“Empathy and the willingness to understand are a critical part of compassion which leads to action. Think of others and look for ways you can help in your community.”

Be kind – It’s okay if your routine is ever changing and what your ‘normal’ was is no longer possible. If your kids are watching too much television or are playing video games longer than you’d like, that’s okay. Everyone, all ages, are trying to cope with the unknown. This is a lot to deal with and everyone copes with fear, stress and anxiety differently. Focus on being kind to one another. Seek the positives in your new ‘normal’ and practice self-compassion by becoming emotionally flexible, navigate through your emotions and give yourself and your family a break.
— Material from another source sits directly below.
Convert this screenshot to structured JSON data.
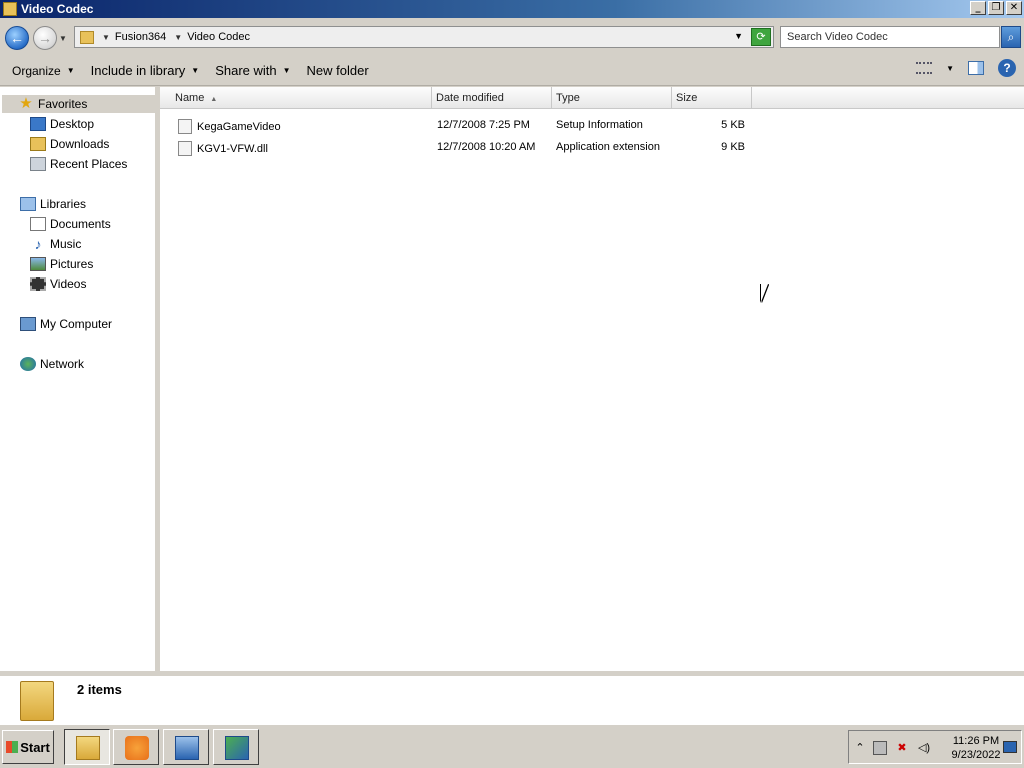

Be considerate – sometimes we are quick to criticize others without knowing their circumstances or understand their situation that may impact their choices. Some people may feel overwhelmed with an overload of conflicting information from various outlets. While you cannot control how others behave, you can control your own actions by sharing only the facts by reliable sources. You can also gently remind others to kindly wash their hands, practice social distancing and stay home if they show any symptoms of COVID-19.

Help others – when the world feels unpredictable, find tangible ways to do good and make things better for others. This may provide comfort and a sense of control and empowerment.

Some ways to practice empathy:

  • If you are financially stable, look for ways you can support others who may be struggling.
  • Support your local businesses by buying food or gift cards from them and encouraging others to do the same.
  • Only buy what you need for the week, don’t overbuy.
  • Make care packages for healthcare workers, elderly neighbors or those who may have lost their jobs.
  • STAY HOME – follow the guidelines outlined by the CDC. Practice social distancing.

At NOAH, we practice empathy for our patients, staff and community daily. This is especially important during a public health crisis. Practicing empathy during COVID-19 not only opens your mind to what others are experiencing, but it also reminds us that we are in this together. Our behavioral health consulting and traditional outpatient counseling behavioral health staff work alongside our medical and dental teams to assess, diagnose and effectively treat the core-symptoms of our patients.